Fortunately, we have moved past an age in which sexually oriented teasing or taunting was looked upon as harmless fun. We have become more aware of the prevalence of sexual violence on college campuses, though it has been a painful process of coming to realize how common it is and how it has often gone undetected and unpunished. We are cognizant of the harm brought by instances of “sexting” and the spreading of sexually graphic material through social media — which also are forms of sexual violence. We have learned more about the integral role sexual violence plays in many cases of domestic abuse. We have bolstered prosecutorial efforts to attack sex trafficking. We are better versed on the nuances of sexual harassment in the workplace. Yet, despite all of this, the problem persists.
The health department estimates that 1 in 3 women in Utah will experience a form of sexual violence during their lives. One in 8 women will be victims of rape, as will 1 in 50 men. The societal costs of sexual violence in Utah top $5 billion a year, associated with the costs of investigation and prosecution, treatment, related medical and psychological effects and general “pain, suffering and diminished quality of life that victims suffered,” according to the health department.
Empowering people to step up and intervene when they see evidence of pending or ongoing sexual violence is an important approach, although it’s hardly a panacea. The health department has categorized various risk factors for the perpetration of sexual violence, which can offer warning signs. Studies reveal a strong correlation between perpetrators and substance abuse. Also, people who have witnessed or been victims of sexual violence are more prone to be violators themselves. Other risk factors include anti-social behavior and acts of hostility toward women. Studies have also pointed to influences in popular culture that seem to condone sexual aggressiveness.

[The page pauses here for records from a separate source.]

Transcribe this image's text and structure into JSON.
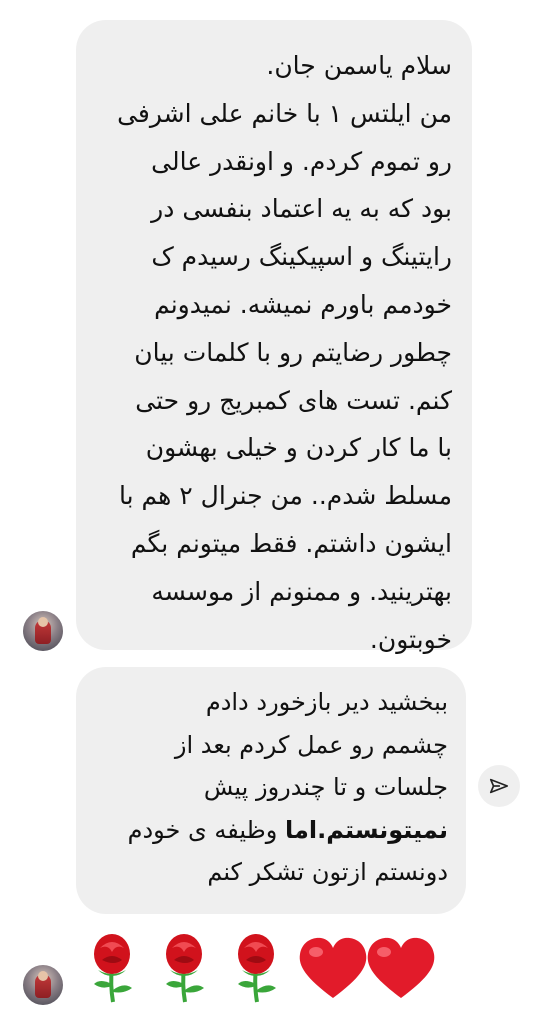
{
  "thread": {
    "message1": {
      "lines": [
        "سلام یاسمن جان.",
        "من ایلتس ۱ با خانم علی اشرفی",
        "رو تموم کردم. و اونقدر عالی",
        "بود که  به یه اعتماد بنفسی در",
        "رایتینگ و اسپیکینگ رسیدم ک",
        "خودمم باورم نمیشه. نمیدونم",
        "چطور رضایتم رو با کلمات بیان",
        "کنم. تست های کمبریج رو حتی",
        "با ما کار کردن و خیلی بهشون",
        "مسلط شدم.. من جنرال ۲ هم با",
        "ایشون داشتم. فقط میتونم بگم",
        "بهترینید. و ممنونم از موسسه",
        "خوبتون."
      ]
    },
    "message2": {
      "lines": [
        "ببخشید دیر بازخورد دادم",
        "چشمم رو عمل کردم بعد از",
        "جلسات و  تا چندروز پیش"
      ],
      "bold_part": "نمیتونستم.اما",
      "after_bold": " وظیفه ی خودم",
      "last_line": "دونستم ازتون تشکر کنم"
    },
    "reactions": {
      "emojis": [
        "rose",
        "rose",
        "rose",
        "red-heart",
        "red-heart"
      ]
    }
  },
  "colors": {
    "bubble": "#efefef",
    "text": "#111111",
    "heart": "#e21b2a",
    "rose": "#d1121c",
    "stem": "#3aa63a"
  },
  "icons": {
    "share": "send-arrow-icon",
    "avatar": "profile-avatar"
  }
}
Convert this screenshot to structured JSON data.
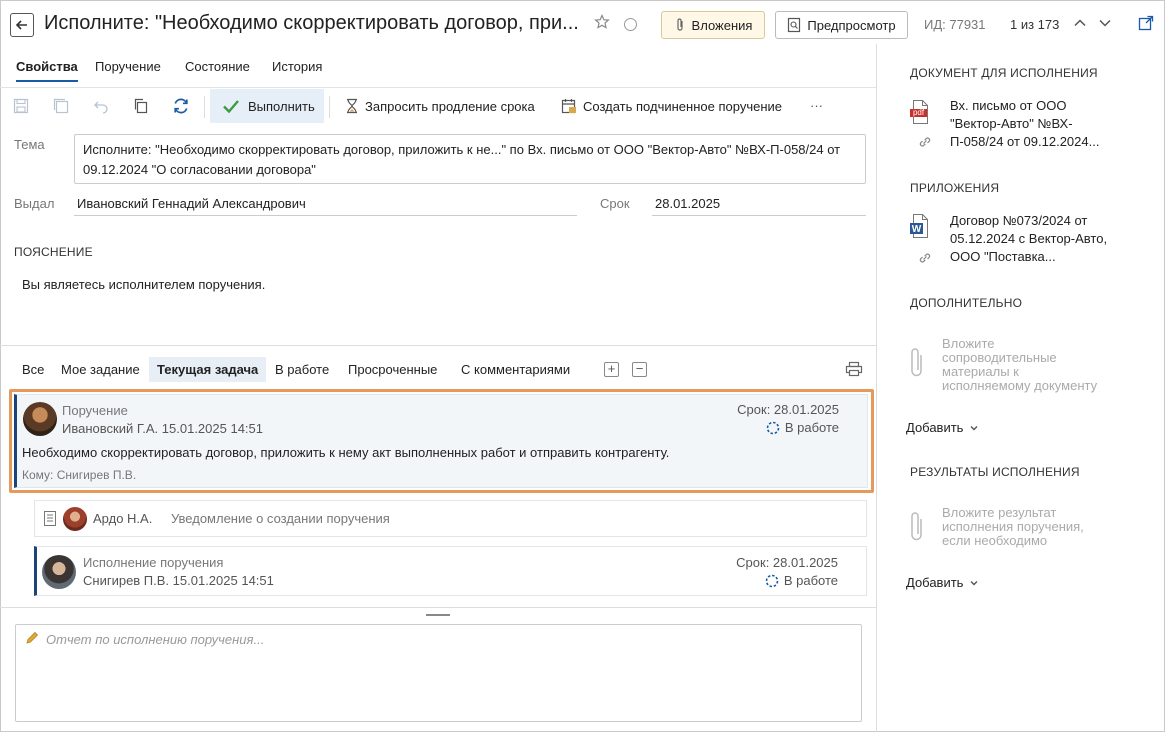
{
  "header": {
    "title": "Исполните: \"Необходимо скорректировать договор, при...",
    "attachments_label": "Вложения",
    "preview_label": "Предпросмотр",
    "id_text": "ИД: 77931",
    "pager_text": "1 из 173"
  },
  "tabs": [
    {
      "label": "Свойства",
      "active": true
    },
    {
      "label": "Поручение",
      "active": false
    },
    {
      "label": "Состояние",
      "active": false
    },
    {
      "label": "История",
      "active": false
    }
  ],
  "toolbar": {
    "execute_label": "Выполнить",
    "extend_label": "Запросить продление срока",
    "create_sub_label": "Создать подчиненное поручение",
    "more_label": "···"
  },
  "form": {
    "subject_label": "Тема",
    "subject_value": "Исполните: \"Необходимо скорректировать договор, приложить к не...\" по Вх. письмо от ООО \"Вектор-Авто\" №ВХ-П-058/24 от 09.12.2024 \"О согласовании договора\"",
    "issued_label": "Выдал",
    "issued_value": "Ивановский Геннадий Александрович",
    "due_label": "Срок",
    "due_value": "28.01.2025",
    "explanation_head": "ПОЯСНЕНИЕ",
    "explanation_text": "Вы являетесь исполнителем поручения."
  },
  "filters": [
    {
      "label": "Все",
      "active": false
    },
    {
      "label": "Мое задание",
      "active": false
    },
    {
      "label": "Текущая задача",
      "active": true
    },
    {
      "label": "В работе",
      "active": false
    },
    {
      "label": "Просроченные",
      "active": false
    },
    {
      "label": "С комментариями",
      "active": false
    }
  ],
  "expand_label": "+",
  "collapse_label": "−",
  "tasks": {
    "main": {
      "type": "Поручение",
      "author": "Ивановский Г.А.  15.01.2025 14:51",
      "due": "Срок: 28.01.2025",
      "status": "В работе",
      "body": "Необходимо скорректировать договор, приложить к нему акт выполненных работ и отправить контрагенту.",
      "to": "Кому: Снигирев П.В."
    },
    "notification": {
      "author": "Ардо Н.А.",
      "text": "Уведомление о создании поручения"
    },
    "sub": {
      "type": "Исполнение поручения",
      "author": "Снигирев П.В.  15.01.2025 14:51",
      "due": "Срок: 28.01.2025",
      "status": "В работе"
    }
  },
  "report": {
    "placeholder": "Отчет по исполнению поручения..."
  },
  "sidebar": {
    "doc_head": "ДОКУМЕНТ ДЛЯ ИСПОЛНЕНИЯ",
    "doc_lines": [
      "Вх. письмо от ООО",
      "\"Вектор-Авто\" №ВХ-",
      "П-058/24 от 09.12.2024..."
    ],
    "doc_icon": "pdf",
    "attach_head": "ПРИЛОЖЕНИЯ",
    "attach_lines": [
      "Договор №073/2024 от",
      "05.12.2024 с Вектор-Авто,",
      "ООО \"Поставка..."
    ],
    "attach_icon": "W",
    "extra_head": "ДОПОЛНИТЕЛЬНО",
    "extra_hint_lines": [
      "Вложите",
      "сопроводительные",
      "материалы к",
      "исполняемому документу"
    ],
    "extra_add": "Добавить",
    "results_head": "РЕЗУЛЬТАТЫ ИСПОЛНЕНИЯ",
    "results_hint_lines": [
      "Вложите результат",
      "исполнения поручения,",
      "если необходимо"
    ],
    "results_add": "Добавить"
  },
  "colors": {
    "accent": "#1a5aa6",
    "highlight": "#e39a5b",
    "execute_bg": "#e6eef8",
    "execute_check": "#3c9b3c",
    "card_border": "#1d4478"
  }
}
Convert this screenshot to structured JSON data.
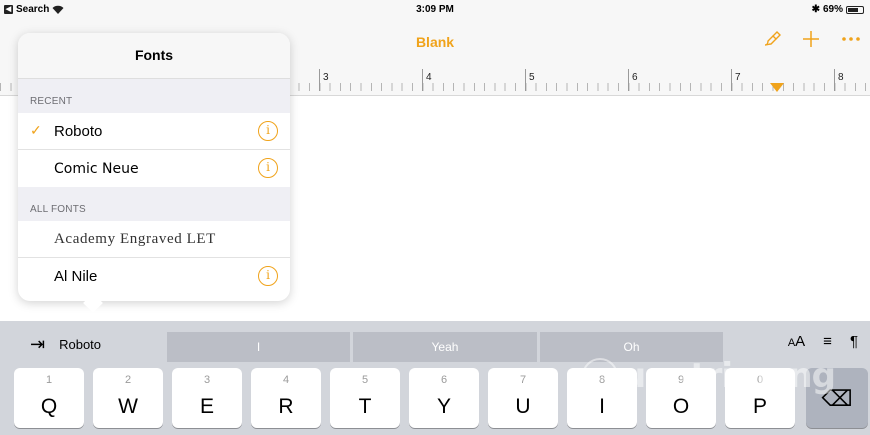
{
  "status_bar": {
    "back_label": "Search",
    "time": "3:09 PM",
    "bluetooth": "✱",
    "battery": "69%",
    "battery_level": 0.69
  },
  "toolbar": {
    "title": "Blank",
    "accent_color": "#f0a31b",
    "icons": [
      "paintbrush-icon",
      "plus-icon",
      "more-icon"
    ]
  },
  "ruler": {
    "numbers": [
      "3",
      "4",
      "5",
      "6",
      "7",
      "8"
    ]
  },
  "popover": {
    "title": "Fonts",
    "recent_header": "RECENT",
    "all_header": "ALL FONTS",
    "recent": [
      {
        "name": "Roboto",
        "selected": true,
        "info": true
      },
      {
        "name": "Comic Neue",
        "selected": false,
        "info": true
      }
    ],
    "all": [
      {
        "name": "Academy Engraved LET",
        "info": false
      },
      {
        "name": "Al Nile",
        "info": true
      }
    ],
    "check_glyph": "✓",
    "info_glyph": "i"
  },
  "shortcut_bar": {
    "tab_glyph": "⇥",
    "font_name": "Roboto",
    "suggestions": [
      "I",
      "Yeah",
      "Oh"
    ],
    "text_size_small": "A",
    "text_size_large": "A",
    "align_glyph": "≡",
    "paragraph_glyph": "¶"
  },
  "keyboard": {
    "keys": [
      {
        "num": "1",
        "letter": "Q"
      },
      {
        "num": "2",
        "letter": "W"
      },
      {
        "num": "3",
        "letter": "E"
      },
      {
        "num": "4",
        "letter": "R"
      },
      {
        "num": "5",
        "letter": "T"
      },
      {
        "num": "6",
        "letter": "Y"
      },
      {
        "num": "7",
        "letter": "U"
      },
      {
        "num": "8",
        "letter": "I"
      },
      {
        "num": "9",
        "letter": "O"
      },
      {
        "num": "0",
        "letter": "P"
      }
    ],
    "delete_glyph": "⌫"
  },
  "watermark": {
    "text": "uantrimang"
  }
}
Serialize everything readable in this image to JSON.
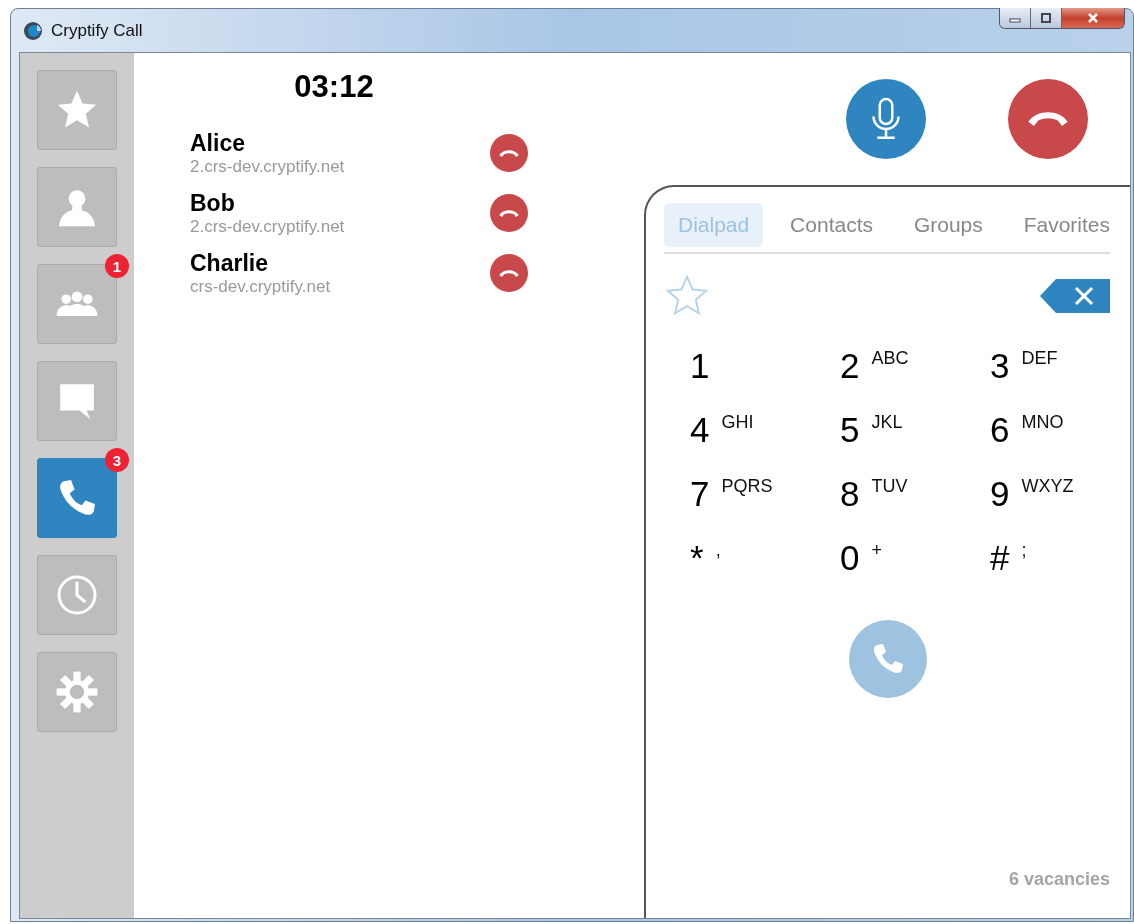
{
  "window": {
    "title": "Cryptify Call"
  },
  "sidebar": {
    "items": [
      {
        "selected": false
      },
      {
        "selected": false
      },
      {
        "selected": false,
        "badge": "1"
      },
      {
        "selected": false
      },
      {
        "selected": true,
        "badge": "3"
      },
      {
        "selected": false
      },
      {
        "selected": false
      }
    ]
  },
  "call": {
    "timer": "03:12",
    "participants": [
      {
        "name": "Alice",
        "host": "2.crs-dev.cryptify.net"
      },
      {
        "name": "Bob",
        "host": "2.crs-dev.cryptify.net"
      },
      {
        "name": "Charlie",
        "host": "crs-dev.cryptify.net"
      }
    ],
    "muted": false
  },
  "dialpad": {
    "tabs": [
      {
        "label": "Dialpad",
        "selected": true
      },
      {
        "label": "Contacts",
        "selected": false
      },
      {
        "label": "Groups",
        "selected": false
      },
      {
        "label": "Favorites",
        "selected": false
      }
    ],
    "favorite": false,
    "keys": [
      {
        "digit": "1"
      },
      {
        "digit": "2",
        "letters": "ABC"
      },
      {
        "digit": "3",
        "letters": "DEF"
      },
      {
        "digit": "4",
        "letters": "GHI"
      },
      {
        "digit": "5",
        "letters": "JKL"
      },
      {
        "digit": "6",
        "letters": "MNO"
      },
      {
        "digit": "7",
        "letters": "PQRS"
      },
      {
        "digit": "8",
        "letters": "TUV"
      },
      {
        "digit": "9",
        "letters": "WXYZ"
      },
      {
        "digit": "*",
        "letters": ","
      },
      {
        "digit": "0",
        "letters": "+"
      },
      {
        "digit": "#",
        "letters": ";"
      }
    ],
    "call_enabled": false,
    "footer": "6 vacancies"
  }
}
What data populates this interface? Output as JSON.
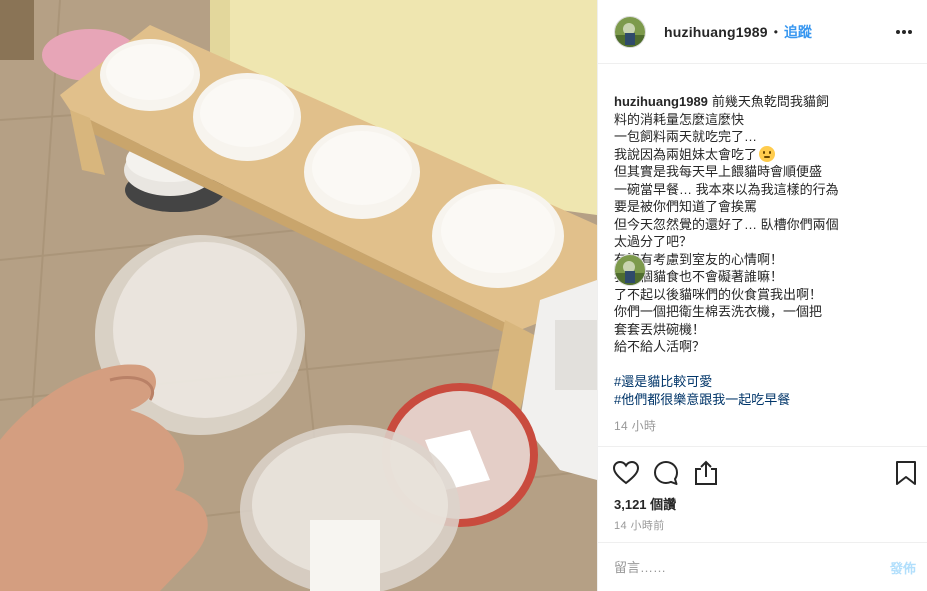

Those working with the health department and the coalition against sex assault believe understanding those risk factors and other dimensions of behavior will empower people to step forward to prevent violence or help a victim escape from a cycle of abuse. Just how effective that approach can be in practical terms is subject to conjecture. What is not in question, however, is that sexual violence remains a problem for which society should demand zero tolerance.